Records contained in a dataset

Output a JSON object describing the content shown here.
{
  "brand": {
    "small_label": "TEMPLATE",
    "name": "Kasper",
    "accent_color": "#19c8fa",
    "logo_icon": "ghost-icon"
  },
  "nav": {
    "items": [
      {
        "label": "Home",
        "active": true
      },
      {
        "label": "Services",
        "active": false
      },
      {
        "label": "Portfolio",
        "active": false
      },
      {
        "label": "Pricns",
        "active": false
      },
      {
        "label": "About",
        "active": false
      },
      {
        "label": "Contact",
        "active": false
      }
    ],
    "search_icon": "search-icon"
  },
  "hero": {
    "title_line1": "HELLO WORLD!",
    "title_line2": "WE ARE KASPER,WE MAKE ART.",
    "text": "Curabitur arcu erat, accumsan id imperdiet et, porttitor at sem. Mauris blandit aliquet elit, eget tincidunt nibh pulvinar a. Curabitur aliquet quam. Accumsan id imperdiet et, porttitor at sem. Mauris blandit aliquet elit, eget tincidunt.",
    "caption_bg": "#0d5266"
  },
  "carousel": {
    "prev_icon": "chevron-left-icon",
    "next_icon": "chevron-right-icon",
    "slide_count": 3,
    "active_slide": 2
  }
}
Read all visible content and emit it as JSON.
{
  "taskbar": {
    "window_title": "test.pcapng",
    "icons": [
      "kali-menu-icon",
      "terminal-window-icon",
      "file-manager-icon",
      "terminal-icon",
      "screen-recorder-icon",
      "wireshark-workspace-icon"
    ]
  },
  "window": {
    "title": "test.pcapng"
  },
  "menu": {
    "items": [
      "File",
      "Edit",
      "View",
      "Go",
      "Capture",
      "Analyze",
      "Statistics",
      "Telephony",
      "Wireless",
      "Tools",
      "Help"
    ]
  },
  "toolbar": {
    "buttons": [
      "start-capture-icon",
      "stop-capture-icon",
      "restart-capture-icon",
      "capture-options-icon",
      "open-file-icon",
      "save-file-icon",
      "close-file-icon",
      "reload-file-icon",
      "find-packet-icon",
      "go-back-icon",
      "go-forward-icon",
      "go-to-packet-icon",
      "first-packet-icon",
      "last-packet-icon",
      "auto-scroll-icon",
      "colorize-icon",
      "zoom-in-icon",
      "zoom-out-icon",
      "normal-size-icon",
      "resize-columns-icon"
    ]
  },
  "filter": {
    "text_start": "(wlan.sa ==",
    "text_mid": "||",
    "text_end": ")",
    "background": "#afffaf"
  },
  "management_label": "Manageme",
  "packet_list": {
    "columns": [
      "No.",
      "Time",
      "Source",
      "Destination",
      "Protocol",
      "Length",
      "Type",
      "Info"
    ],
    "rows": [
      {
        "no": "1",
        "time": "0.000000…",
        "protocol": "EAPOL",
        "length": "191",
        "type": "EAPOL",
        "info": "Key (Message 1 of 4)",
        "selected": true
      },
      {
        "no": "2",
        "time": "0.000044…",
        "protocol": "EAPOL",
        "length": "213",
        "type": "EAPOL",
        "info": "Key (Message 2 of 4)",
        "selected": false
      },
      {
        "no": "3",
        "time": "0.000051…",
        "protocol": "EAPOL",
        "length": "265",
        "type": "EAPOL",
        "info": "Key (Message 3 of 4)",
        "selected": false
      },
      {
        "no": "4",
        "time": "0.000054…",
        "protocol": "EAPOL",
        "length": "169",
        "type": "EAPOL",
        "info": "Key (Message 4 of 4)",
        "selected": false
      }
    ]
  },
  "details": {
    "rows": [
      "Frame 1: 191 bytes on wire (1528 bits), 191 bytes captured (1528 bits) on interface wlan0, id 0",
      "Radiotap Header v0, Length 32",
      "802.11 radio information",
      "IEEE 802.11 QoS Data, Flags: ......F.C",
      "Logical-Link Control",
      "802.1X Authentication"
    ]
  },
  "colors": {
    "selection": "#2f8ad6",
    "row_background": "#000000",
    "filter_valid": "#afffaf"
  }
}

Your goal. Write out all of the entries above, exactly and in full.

Solution for this problem.
Output a JSON object describing the content shown here.
{
  "brand": {
    "small_label": "TEMPLATE",
    "name": "Kasper",
    "accent_color": "#19c8fa",
    "logo_icon": "ghost-icon"
  },
  "nav": {
    "items": [
      {
        "label": "Home",
        "active": true
      },
      {
        "label": "Services",
        "active": false
      },
      {
        "label": "Portfolio",
        "active": false
      },
      {
        "label": "Pricns",
        "active": false
      },
      {
        "label": "About",
        "active": false
      },
      {
        "label": "Contact",
        "active": false
      }
    ],
    "search_icon": "search-icon"
  },
  "hero": {
    "title_line1": "HELLO WORLD!",
    "title_line2": "WE ARE KASPER,WE MAKE ART.",
    "text": "Curabitur arcu erat, accumsan id imperdiet et, porttitor at sem. Mauris blandit aliquet elit, eget tincidunt nibh pulvinar a. Curabitur aliquet quam. Accumsan id imperdiet et, porttitor at sem. Mauris blandit aliquet elit, eget tincidunt.",
    "caption_bg": "#0d5266"
  },
  "carousel": {
    "prev_icon": "chevron-left-icon",
    "next_icon": "chevron-right-icon",
    "slide_count": 3,
    "active_slide": 2
  }
}
Read all visible content and emit it as JSON.
{
  "taskbar": {
    "window_title": "test.pcapng",
    "icons": [
      "kali-menu-icon",
      "terminal-window-icon",
      "file-manager-icon",
      "terminal-icon",
      "screen-recorder-icon",
      "wireshark-workspace-icon"
    ]
  },
  "window": {
    "title": "test.pcapng"
  },
  "menu": {
    "items": [
      "File",
      "Edit",
      "View",
      "Go",
      "Capture",
      "Analyze",
      "Statistics",
      "Telephony",
      "Wireless",
      "Tools",
      "Help"
    ]
  },
  "toolbar": {
    "buttons": [
      "start-capture-icon",
      "stop-capture-icon",
      "restart-capture-icon",
      "capture-options-icon",
      "open-file-icon",
      "save-file-icon",
      "close-file-icon",
      "reload-file-icon",
      "find-packet-icon",
      "go-back-icon",
      "go-forward-icon",
      "go-to-packet-icon",
      "first-packet-icon",
      "last-packet-icon",
      "auto-scroll-icon",
      "colorize-icon",
      "zoom-in-icon",
      "zoom-out-icon",
      "normal-size-icon",
      "resize-columns-icon"
    ]
  },
  "filter": {
    "text_start": "(wlan.sa ==",
    "text_mid": "||",
    "text_end": ")",
    "background": "#afffaf"
  },
  "management_label": "Manageme",
  "packet_list": {
    "columns": [
      "No.",
      "Time",
      "Source",
      "Destination",
      "Protocol",
      "Length",
      "Type",
      "Info"
    ],
    "rows": [
      {
        "no": "1",
        "time": "0.000000…",
        "protocol": "EAPOL",
        "length": "191",
        "type": "EAPOL",
        "info": "Key (Message 1 of 4)",
        "selected": true
      },
      {
        "no": "2",
        "time": "0.000044…",
        "protocol": "EAPOL",
        "length": "213",
        "type": "EAPOL",
        "info": "Key (Message 2 of 4)",
        "selected": false
      },
      {
        "no": "3",
        "time": "0.000051…",
        "protocol": "EAPOL",
        "length": "265",
        "type": "EAPOL",
        "info": "Key (Message 3 of 4)",
        "selected": false
      },
      {
        "no": "4",
        "time": "0.000054…",
        "protocol": "EAPOL",
        "length": "169",
        "type": "EAPOL",
        "info": "Key (Message 4 of 4)",
        "selected": false
      }
    ]
  },
  "details": {
    "rows": [
      "Frame 1: 191 bytes on wire (1528 bits), 191 bytes captured (1528 bits) on interface wlan0, id 0",
      "Radiotap Header v0, Length 32",
      "802.11 radio information",
      "IEEE 802.11 QoS Data, Flags: ......F.C",
      "Logical-Link Control",
      "802.1X Authentication"
    ]
  },
  "colors": {
    "selection": "#2f8ad6",
    "row_background": "#000000",
    "filter_valid": "#afffaf"
  }
}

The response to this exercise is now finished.